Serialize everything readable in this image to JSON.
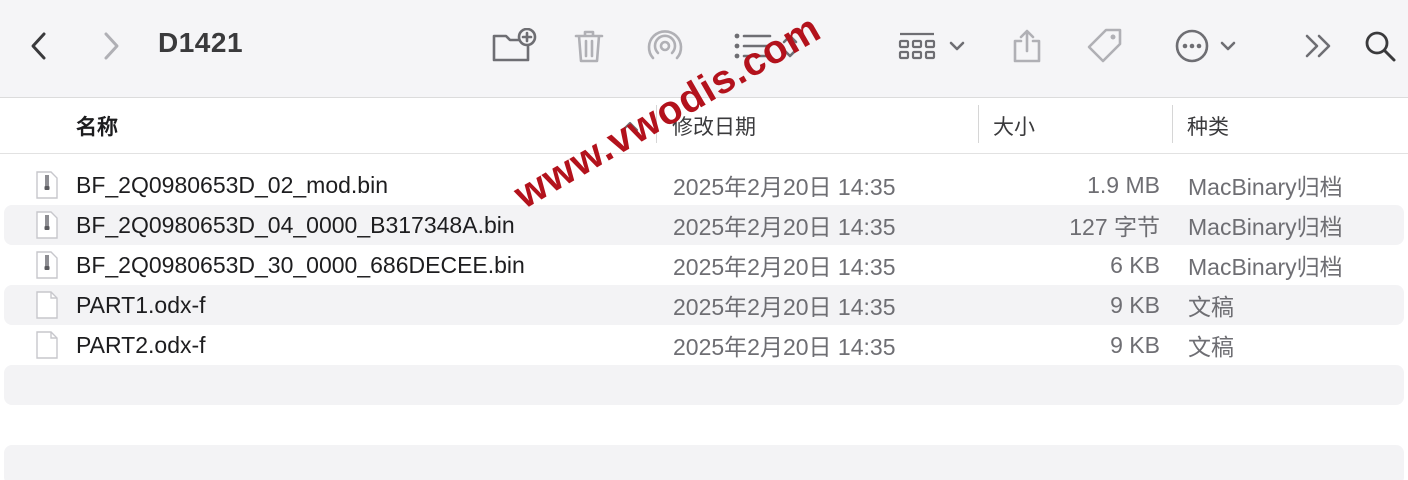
{
  "window": {
    "title": "D1421"
  },
  "toolbar": {
    "icons": [
      "chevron-left-icon",
      "chevron-right-icon",
      "new-folder-icon",
      "trash-icon",
      "airdrop-icon",
      "list-view-icon",
      "sort-updown-icon",
      "grid-view-icon",
      "chevron-down-icon",
      "share-icon",
      "tag-icon",
      "more-icon",
      "chevron-down-icon",
      "overflow-icon",
      "search-icon"
    ]
  },
  "columns": {
    "name": "名称",
    "date": "修改日期",
    "size": "大小",
    "kind": "种类"
  },
  "files": [
    {
      "name": "BF_2Q0980653D_02_mod.bin",
      "date": "2025年2月20日 14:35",
      "size": "1.9 MB",
      "kind": "MacBinary归档",
      "icon": "zip-file-icon"
    },
    {
      "name": "BF_2Q0980653D_04_0000_B317348A.bin",
      "date": "2025年2月20日 14:35",
      "size": "127 字节",
      "kind": "MacBinary归档",
      "icon": "zip-file-icon"
    },
    {
      "name": "BF_2Q0980653D_30_0000_686DECEE.bin",
      "date": "2025年2月20日 14:35",
      "size": "6 KB",
      "kind": "MacBinary归档",
      "icon": "zip-file-icon"
    },
    {
      "name": "PART1.odx-f",
      "date": "2025年2月20日 14:35",
      "size": "9 KB",
      "kind": "文稿",
      "icon": "document-icon"
    },
    {
      "name": "PART2.odx-f",
      "date": "2025年2月20日 14:35",
      "size": "9 KB",
      "kind": "文稿",
      "icon": "document-icon"
    }
  ],
  "watermark": "www.vwodis.com",
  "colors": {
    "toolbar_bg": "#f5f5f7",
    "stripe": "#f3f3f5",
    "watermark": "#b3121c",
    "icon": "#6e6e73"
  }
}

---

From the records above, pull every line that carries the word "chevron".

      "chevron-left-icon",
      "chevron-right-icon",
      "chevron-down-icon",
      "chevron-down-icon",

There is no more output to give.